*PROBLEM REQUIREMENTS*. Take the line that contains "Output a JSON" as the first line and the last line of the material below as the final one; reproduce exactly the lines between, inclusive.

*MATERIAL FOR THIS TASK*.
..............................

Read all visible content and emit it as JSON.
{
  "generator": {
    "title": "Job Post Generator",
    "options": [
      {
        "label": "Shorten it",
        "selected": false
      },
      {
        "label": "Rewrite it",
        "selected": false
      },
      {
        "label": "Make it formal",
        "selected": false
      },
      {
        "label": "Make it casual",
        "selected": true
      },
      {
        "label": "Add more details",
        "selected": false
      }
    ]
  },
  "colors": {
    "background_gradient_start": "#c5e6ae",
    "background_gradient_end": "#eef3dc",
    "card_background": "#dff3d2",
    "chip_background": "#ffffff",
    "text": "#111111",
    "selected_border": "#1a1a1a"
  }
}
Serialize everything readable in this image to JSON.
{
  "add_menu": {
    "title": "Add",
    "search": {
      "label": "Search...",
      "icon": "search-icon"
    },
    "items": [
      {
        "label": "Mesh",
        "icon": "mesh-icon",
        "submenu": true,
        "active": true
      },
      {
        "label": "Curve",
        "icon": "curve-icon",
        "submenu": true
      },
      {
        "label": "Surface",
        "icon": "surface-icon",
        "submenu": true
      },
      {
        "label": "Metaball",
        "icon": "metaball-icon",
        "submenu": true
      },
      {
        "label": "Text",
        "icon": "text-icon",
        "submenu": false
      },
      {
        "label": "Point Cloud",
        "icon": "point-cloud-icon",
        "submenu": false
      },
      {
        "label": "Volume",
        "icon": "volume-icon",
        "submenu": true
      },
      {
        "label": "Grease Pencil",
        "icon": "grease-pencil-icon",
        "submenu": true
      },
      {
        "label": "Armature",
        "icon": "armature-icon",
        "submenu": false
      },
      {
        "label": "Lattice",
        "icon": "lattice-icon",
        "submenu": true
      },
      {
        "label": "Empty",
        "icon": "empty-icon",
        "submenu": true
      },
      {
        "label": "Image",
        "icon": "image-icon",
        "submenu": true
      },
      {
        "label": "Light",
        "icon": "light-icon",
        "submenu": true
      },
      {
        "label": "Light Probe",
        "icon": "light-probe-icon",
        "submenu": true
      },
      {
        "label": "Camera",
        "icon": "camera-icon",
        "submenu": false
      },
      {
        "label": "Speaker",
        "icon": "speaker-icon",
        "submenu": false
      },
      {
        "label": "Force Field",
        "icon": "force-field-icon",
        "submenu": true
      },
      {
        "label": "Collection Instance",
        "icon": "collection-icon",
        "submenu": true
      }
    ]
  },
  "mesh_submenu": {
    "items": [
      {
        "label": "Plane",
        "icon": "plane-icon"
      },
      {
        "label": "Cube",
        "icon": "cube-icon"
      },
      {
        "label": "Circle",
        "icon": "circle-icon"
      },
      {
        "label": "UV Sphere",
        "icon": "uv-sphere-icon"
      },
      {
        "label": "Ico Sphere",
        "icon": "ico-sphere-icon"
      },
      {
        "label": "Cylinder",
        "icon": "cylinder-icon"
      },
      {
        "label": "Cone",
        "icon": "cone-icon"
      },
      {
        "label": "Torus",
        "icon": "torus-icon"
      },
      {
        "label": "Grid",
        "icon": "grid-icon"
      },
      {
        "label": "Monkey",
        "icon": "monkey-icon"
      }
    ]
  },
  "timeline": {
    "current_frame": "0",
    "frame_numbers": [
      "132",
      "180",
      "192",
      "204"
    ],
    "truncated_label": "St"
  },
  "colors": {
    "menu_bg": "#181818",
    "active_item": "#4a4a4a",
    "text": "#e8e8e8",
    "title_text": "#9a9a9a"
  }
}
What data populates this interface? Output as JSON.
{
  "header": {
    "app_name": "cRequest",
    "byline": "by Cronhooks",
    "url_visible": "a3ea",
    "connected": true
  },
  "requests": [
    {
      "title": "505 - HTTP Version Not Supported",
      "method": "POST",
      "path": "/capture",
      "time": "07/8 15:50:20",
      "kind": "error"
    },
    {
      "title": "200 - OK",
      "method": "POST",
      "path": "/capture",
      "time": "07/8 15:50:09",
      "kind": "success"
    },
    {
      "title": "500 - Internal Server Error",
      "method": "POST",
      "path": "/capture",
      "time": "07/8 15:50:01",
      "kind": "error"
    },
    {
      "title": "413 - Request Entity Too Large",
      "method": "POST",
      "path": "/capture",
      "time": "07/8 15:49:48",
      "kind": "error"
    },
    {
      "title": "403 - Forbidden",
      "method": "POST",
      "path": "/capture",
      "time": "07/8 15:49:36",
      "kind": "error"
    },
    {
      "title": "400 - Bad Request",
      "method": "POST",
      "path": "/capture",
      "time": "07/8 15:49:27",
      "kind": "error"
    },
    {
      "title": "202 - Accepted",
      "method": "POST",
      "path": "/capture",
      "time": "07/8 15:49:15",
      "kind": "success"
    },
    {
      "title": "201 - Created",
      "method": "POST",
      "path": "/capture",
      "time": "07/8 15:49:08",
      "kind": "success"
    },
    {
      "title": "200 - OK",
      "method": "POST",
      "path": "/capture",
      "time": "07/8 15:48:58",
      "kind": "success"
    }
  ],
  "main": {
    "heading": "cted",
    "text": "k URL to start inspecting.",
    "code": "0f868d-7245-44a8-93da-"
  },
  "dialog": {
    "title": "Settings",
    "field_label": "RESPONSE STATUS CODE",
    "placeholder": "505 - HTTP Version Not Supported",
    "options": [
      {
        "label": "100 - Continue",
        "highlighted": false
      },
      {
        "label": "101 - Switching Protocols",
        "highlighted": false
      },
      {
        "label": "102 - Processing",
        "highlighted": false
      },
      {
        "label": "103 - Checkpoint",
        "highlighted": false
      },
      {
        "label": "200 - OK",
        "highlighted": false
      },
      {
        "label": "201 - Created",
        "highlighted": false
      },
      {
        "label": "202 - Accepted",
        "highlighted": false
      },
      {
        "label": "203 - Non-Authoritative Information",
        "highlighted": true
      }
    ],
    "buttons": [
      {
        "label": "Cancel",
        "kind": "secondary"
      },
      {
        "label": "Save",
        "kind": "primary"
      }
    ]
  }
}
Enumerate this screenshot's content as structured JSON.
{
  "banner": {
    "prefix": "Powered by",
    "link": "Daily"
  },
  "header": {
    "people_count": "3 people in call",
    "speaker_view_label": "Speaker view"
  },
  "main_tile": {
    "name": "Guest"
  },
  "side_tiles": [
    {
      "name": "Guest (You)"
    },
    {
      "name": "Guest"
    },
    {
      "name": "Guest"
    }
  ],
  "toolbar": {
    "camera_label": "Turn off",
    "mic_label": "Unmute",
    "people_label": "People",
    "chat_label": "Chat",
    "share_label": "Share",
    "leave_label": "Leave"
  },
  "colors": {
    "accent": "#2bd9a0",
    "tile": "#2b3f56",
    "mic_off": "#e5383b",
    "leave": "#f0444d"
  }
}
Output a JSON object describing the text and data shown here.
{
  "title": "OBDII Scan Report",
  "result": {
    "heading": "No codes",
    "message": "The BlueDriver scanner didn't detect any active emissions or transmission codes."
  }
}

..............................

*RESULT FOR THIS EXERCISE*.
Output a JSON object describing the text and data shown here.
{
  "title": "OBDII Scan Report",
  "result": {
    "heading": "No codes",
    "message": "The BlueDriver scanner didn't detect any active emissions or transmission codes."
  }
}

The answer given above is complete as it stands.